> _Task to complete_:
Here are some records. Copy each one exactly.

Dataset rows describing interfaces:
......
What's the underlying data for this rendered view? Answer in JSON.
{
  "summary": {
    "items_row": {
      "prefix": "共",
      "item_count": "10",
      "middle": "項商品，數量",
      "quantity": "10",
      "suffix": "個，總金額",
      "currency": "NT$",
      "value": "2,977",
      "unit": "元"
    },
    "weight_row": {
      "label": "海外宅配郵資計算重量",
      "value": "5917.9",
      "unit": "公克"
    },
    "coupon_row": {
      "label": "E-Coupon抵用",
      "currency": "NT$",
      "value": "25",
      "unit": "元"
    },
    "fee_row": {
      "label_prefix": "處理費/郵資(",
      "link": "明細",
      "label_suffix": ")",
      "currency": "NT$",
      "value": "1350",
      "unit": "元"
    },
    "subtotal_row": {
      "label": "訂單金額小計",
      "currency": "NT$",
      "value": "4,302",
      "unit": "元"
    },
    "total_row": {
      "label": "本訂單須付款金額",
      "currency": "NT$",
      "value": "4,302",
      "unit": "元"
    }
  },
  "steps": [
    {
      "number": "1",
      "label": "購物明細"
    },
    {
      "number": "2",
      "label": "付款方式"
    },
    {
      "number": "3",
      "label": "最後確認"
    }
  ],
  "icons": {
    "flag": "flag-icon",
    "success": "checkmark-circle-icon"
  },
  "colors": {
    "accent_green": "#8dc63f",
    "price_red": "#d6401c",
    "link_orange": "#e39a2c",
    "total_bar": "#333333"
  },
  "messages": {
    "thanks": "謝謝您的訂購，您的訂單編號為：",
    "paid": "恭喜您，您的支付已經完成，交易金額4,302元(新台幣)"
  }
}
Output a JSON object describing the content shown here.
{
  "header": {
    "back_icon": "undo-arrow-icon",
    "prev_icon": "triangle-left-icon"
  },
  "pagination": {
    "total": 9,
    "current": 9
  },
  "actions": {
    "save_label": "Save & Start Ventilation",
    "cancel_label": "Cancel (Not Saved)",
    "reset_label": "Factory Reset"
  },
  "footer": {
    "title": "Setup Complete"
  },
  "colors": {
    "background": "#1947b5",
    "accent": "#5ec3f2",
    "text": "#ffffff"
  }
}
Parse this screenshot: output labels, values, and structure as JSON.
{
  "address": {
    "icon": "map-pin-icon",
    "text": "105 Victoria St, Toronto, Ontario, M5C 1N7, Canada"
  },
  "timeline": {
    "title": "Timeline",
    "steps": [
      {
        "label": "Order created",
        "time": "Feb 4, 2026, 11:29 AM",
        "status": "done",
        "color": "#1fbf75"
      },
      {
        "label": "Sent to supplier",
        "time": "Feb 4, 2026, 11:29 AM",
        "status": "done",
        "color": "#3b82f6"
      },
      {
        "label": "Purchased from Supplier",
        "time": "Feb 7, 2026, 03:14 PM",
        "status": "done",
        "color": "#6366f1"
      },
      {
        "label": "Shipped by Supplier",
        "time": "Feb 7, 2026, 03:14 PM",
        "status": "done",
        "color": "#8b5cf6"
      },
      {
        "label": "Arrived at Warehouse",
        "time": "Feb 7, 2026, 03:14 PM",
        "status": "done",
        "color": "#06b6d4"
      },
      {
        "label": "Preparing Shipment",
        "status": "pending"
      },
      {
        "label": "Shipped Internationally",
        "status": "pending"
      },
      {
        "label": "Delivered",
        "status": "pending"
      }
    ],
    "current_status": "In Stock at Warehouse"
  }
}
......
> _Result of the task_:
What's the underlying data for this rendered view? Answer in JSON.
{
  "summary": {
    "items_row": {
      "prefix": "共",
      "item_count": "10",
      "middle": "項商品，數量",
      "quantity": "10",
      "suffix": "個，總金額",
      "currency": "NT$",
      "value": "2,977",
      "unit": "元"
    },
    "weight_row": {
      "label": "海外宅配郵資計算重量",
      "value": "5917.9",
      "unit": "公克"
    },
    "coupon_row": {
      "label": "E-Coupon抵用",
      "currency": "NT$",
      "value": "25",
      "unit": "元"
    },
    "fee_row": {
      "label_prefix": "處理費/郵資(",
      "link": "明細",
      "label_suffix": ")",
      "currency": "NT$",
      "value": "1350",
      "unit": "元"
    },
    "subtotal_row": {
      "label": "訂單金額小計",
      "currency": "NT$",
      "value": "4,302",
      "unit": "元"
    },
    "total_row": {
      "label": "本訂單須付款金額",
      "currency": "NT$",
      "value": "4,302",
      "unit": "元"
    }
  },
  "steps": [
    {
      "number": "1",
      "label": "購物明細"
    },
    {
      "number": "2",
      "label": "付款方式"
    },
    {
      "number": "3",
      "label": "最後確認"
    }
  ],
  "icons": {
    "flag": "flag-icon",
    "success": "checkmark-circle-icon"
  },
  "colors": {
    "accent_green": "#8dc63f",
    "price_red": "#d6401c",
    "link_orange": "#e39a2c",
    "total_bar": "#333333"
  },
  "messages": {
    "thanks": "謝謝您的訂購，您的訂單編號為：",
    "paid": "恭喜您，您的支付已經完成，交易金額4,302元(新台幣)"
  }
}
Output a JSON object describing the content shown here.
{
  "header": {
    "back_icon": "undo-arrow-icon",
    "prev_icon": "triangle-left-icon"
  },
  "pagination": {
    "total": 9,
    "current": 9
  },
  "actions": {
    "save_label": "Save & Start Ventilation",
    "cancel_label": "Cancel (Not Saved)",
    "reset_label": "Factory Reset"
  },
  "footer": {
    "title": "Setup Complete"
  },
  "colors": {
    "background": "#1947b5",
    "accent": "#5ec3f2",
    "text": "#ffffff"
  }
}
Parse this screenshot: output labels, values, and structure as JSON.
{
  "address": {
    "icon": "map-pin-icon",
    "text": "105 Victoria St, Toronto, Ontario, M5C 1N7, Canada"
  },
  "timeline": {
    "title": "Timeline",
    "steps": [
      {
        "label": "Order created",
        "time": "Feb 4, 2026, 11:29 AM",
        "status": "done",
        "color": "#1fbf75"
      },
      {
        "label": "Sent to supplier",
        "time": "Feb 4, 2026, 11:29 AM",
        "status": "done",
        "color": "#3b82f6"
      },
      {
        "label": "Purchased from Supplier",
        "time": "Feb 7, 2026, 03:14 PM",
        "status": "done",
        "color": "#6366f1"
      },
      {
        "label": "Shipped by Supplier",
        "time": "Feb 7, 2026, 03:14 PM",
        "status": "done",
        "color": "#8b5cf6"
      },
      {
        "label": "Arrived at Warehouse",
        "time": "Feb 7, 2026, 03:14 PM",
        "status": "done",
        "color": "#06b6d4"
      },
      {
        "label": "Preparing Shipment",
        "status": "pending"
      },
      {
        "label": "Shipped Internationally",
        "status": "pending"
      },
      {
        "label": "Delivered",
        "status": "pending"
      }
    ],
    "current_status": "In Stock at Warehouse"
  }
}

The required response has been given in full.